On one of the shows, they were featuring the Northumberland coast and were interviewing the family who makes smoked kippers- the quintessential full fry-up English breakfast item. The family claims that they "discovered" them and it was only through a tragedy.   As the story goes, the fish were drying in the wood shed along the dock.  A fire occurred overnight.  By morning they wondered if anything could be salvaged, especially the fish.  The flavor of the smoked herring was acceptable and thus an industry was born.

I love stories where there is a silver lining in a seemingly disastrous event.  I wonder how many disasters that we as a society have gone through only to have missed the opportunities to see potential or possibilities because we focused on the loss?  I wonder too how many disasters that I may have experienced  and have missed or chosen to miss the opportunities to see potential, possibilities or change in my own life? 

It must've been devastating on that morning in the village of Seahouse to see one's whole catch of fish, in essence, one's whole livelihood literally up in smoke.  Where do you start with that type of disaster?  How do you go through the rubble and even begin to see possibility?

Disaster and tragedy are part of the ongoing human condition.  Look to the events in the last couple of weeks.  What do you do when your house has been completely flooded and there are no salvageable parts?  Is there any opportunity in a madman shooter or rental truck terrorist?

Yet I think many of us feel that we are going through disaster and tragedy when the perspective might show otherwise. 

I am even thinking of the "disaster" of this post op recovery.  Certainly it has been problematic and quite painful but it has given me time to be still.  I am not allowed to drive, lift, or strain in any way..  And so I lie down, sit and try to get comfortable in my stillness.  But I am grateful for the pain because that means that I have functioning nerve cells.

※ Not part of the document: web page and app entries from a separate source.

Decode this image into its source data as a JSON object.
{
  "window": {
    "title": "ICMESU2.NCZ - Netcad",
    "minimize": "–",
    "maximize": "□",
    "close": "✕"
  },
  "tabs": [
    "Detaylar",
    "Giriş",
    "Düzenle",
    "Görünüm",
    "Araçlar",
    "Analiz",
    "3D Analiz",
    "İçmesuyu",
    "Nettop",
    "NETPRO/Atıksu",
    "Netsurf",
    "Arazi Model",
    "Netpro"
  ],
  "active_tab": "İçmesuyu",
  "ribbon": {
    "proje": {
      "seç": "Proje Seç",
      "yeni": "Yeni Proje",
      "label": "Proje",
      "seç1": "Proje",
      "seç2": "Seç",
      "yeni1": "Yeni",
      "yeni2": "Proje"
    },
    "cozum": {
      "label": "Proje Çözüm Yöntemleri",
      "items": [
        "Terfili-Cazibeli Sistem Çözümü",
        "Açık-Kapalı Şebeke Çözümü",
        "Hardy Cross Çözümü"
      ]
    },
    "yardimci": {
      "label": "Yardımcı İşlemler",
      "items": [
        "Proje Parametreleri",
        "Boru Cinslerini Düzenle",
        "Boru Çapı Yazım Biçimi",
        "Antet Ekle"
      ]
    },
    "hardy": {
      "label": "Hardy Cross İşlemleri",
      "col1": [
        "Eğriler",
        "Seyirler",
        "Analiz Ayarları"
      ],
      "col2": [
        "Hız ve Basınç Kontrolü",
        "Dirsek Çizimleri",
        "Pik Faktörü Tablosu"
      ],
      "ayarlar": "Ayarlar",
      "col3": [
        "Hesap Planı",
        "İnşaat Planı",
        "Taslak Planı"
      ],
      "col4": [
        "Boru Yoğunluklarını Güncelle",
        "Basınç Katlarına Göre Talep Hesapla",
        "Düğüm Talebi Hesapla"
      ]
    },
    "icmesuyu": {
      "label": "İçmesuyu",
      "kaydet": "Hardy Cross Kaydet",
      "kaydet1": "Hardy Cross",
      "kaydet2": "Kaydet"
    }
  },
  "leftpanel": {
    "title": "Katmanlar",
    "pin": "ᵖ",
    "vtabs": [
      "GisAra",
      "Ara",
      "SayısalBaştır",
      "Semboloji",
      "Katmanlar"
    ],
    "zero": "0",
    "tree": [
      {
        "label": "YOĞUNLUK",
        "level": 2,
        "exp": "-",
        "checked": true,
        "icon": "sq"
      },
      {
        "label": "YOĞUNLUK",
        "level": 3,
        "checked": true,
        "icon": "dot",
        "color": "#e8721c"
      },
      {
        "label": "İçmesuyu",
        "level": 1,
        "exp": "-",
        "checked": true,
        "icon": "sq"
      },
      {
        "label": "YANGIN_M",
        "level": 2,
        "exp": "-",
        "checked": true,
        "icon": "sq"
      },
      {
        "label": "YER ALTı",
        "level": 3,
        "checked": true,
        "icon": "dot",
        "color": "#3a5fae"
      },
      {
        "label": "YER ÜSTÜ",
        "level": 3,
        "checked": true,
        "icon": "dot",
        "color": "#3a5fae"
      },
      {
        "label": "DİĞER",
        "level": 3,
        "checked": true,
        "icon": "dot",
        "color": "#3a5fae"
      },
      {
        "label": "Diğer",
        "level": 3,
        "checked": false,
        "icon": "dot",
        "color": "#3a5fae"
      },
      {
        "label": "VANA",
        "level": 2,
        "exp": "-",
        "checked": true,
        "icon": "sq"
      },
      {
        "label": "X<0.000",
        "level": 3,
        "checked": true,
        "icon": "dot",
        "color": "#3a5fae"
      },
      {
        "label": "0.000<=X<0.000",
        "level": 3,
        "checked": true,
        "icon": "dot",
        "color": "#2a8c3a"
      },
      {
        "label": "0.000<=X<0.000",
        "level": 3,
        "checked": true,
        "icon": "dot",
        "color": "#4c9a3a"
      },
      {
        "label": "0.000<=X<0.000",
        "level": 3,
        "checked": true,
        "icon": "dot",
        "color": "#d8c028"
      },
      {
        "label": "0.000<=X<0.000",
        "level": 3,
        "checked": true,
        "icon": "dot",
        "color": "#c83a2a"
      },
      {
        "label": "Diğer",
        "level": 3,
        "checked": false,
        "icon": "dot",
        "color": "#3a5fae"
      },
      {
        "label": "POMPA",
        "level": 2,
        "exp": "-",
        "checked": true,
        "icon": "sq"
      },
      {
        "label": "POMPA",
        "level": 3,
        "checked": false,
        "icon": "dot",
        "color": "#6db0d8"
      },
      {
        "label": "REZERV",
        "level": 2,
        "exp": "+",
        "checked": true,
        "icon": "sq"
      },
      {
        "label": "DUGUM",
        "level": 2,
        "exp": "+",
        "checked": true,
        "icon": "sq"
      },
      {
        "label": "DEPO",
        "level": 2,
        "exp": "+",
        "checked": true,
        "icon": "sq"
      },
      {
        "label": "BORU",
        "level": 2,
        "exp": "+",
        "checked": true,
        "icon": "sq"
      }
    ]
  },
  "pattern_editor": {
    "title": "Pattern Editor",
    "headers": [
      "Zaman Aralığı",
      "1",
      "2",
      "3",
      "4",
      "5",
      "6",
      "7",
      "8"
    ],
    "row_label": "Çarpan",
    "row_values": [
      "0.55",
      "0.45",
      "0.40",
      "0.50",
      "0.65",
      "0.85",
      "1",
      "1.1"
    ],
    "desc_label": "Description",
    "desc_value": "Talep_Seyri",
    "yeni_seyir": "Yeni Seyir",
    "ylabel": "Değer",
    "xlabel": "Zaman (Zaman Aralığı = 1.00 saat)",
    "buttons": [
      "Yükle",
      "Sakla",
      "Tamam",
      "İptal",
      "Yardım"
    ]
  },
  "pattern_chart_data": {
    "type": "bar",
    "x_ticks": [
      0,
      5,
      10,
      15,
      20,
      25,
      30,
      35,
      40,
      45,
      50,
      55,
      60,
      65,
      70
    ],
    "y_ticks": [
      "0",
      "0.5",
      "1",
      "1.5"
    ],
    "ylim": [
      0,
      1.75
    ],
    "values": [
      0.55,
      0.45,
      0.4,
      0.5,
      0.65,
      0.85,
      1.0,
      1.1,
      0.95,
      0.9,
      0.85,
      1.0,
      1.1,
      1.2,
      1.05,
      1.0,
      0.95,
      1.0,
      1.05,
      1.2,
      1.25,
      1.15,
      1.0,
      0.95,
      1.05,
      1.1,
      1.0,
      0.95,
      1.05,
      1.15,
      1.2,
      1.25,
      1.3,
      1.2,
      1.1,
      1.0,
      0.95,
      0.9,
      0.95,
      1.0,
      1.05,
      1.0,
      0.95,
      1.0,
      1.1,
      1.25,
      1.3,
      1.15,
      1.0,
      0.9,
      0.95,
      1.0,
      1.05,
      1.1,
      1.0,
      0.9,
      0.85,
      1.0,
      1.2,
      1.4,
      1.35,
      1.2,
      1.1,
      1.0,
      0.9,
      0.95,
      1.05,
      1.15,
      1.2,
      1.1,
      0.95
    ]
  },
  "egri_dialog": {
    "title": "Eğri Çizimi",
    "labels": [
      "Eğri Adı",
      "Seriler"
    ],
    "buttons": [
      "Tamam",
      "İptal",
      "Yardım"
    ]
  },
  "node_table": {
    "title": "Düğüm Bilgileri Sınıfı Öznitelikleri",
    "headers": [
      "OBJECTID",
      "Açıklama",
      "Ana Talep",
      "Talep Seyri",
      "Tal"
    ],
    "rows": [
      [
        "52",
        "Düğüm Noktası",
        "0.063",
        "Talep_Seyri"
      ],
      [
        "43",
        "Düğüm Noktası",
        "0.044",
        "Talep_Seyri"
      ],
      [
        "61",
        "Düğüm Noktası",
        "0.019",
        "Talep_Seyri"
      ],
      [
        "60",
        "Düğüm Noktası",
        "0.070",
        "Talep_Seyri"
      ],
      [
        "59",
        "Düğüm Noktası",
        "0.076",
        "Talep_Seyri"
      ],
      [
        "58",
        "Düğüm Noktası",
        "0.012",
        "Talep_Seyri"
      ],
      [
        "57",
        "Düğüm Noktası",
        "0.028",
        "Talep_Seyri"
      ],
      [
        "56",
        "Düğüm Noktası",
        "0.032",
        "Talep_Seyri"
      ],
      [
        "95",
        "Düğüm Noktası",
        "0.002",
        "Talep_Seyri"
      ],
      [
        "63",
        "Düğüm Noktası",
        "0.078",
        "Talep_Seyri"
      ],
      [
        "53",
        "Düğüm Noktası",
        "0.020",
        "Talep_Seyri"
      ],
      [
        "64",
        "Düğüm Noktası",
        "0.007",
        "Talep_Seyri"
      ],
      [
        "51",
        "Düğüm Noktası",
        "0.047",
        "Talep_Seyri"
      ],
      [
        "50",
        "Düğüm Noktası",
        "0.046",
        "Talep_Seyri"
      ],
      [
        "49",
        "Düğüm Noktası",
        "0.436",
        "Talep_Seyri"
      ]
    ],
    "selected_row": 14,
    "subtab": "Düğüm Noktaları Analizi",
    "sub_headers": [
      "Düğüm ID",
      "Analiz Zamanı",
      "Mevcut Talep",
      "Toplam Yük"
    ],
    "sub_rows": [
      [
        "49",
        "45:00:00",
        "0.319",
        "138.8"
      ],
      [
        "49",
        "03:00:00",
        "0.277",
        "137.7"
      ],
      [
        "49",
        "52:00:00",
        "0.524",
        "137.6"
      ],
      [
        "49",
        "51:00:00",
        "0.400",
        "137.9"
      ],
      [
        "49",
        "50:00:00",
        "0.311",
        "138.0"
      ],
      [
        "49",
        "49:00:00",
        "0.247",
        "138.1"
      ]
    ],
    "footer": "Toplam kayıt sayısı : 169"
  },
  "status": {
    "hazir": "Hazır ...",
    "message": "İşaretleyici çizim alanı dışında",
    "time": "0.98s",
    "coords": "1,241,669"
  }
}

I am grateful for healing medicine and I am grateful for this respite time.

Not to sound trite or offer platitudes but I really do think the beginning of finding possibility starts with gratitude:  gratitude that one is alive, gratitude that one can make choices and decisions, gratitude that one is not going through the difficulty alone.  Gratitude does give us a new lens on the same situation.  It is through that lens that we can begin to see a different angle of our predicament. Perhaps to germinate the seed of opportunity or a growth of possibility. 

At the same time as my surgery our family has been witness to the medical trials of a grand-niece baby. There have been moments of great concern about her health and her life.  It was in those times that I could pray, pretty much without ceasing because I did not have any other distractions.  Now I am not saying that my prayers were the things that healed this baby but the silver lining of my surgery was that I was able to have the opportunity to be like the persistent widow in Jesus story and continually lift up my family member to God.  I was able to practice continual prayers and was able to add my voice to many others. 

The prayers gave me purpose and focus during my pain. It gave me perspective over what I had to endure. In the big scheme of things, my "disaster" is nothing.  While I was soldiering through the pain, I kept telling myself that this too would end. I had perspective when I thought of those who had truly suffered before me- slaves, prisoners of war, homeless people and was grateful that my experience was temporary. 

I realized that the experience of gratitude helped me to foster endurance. I am hoping that the experience of learning to endure will aid me in future situations; if I remember how I endured in the past I can be resilient to problems in the future.  

What about you?  Have you gone through pain and suffering?  What got you through?  Has there been any opportunity in it? Even one iota?  How did you discover that?  In the found rubble, could you discover smoked kippers?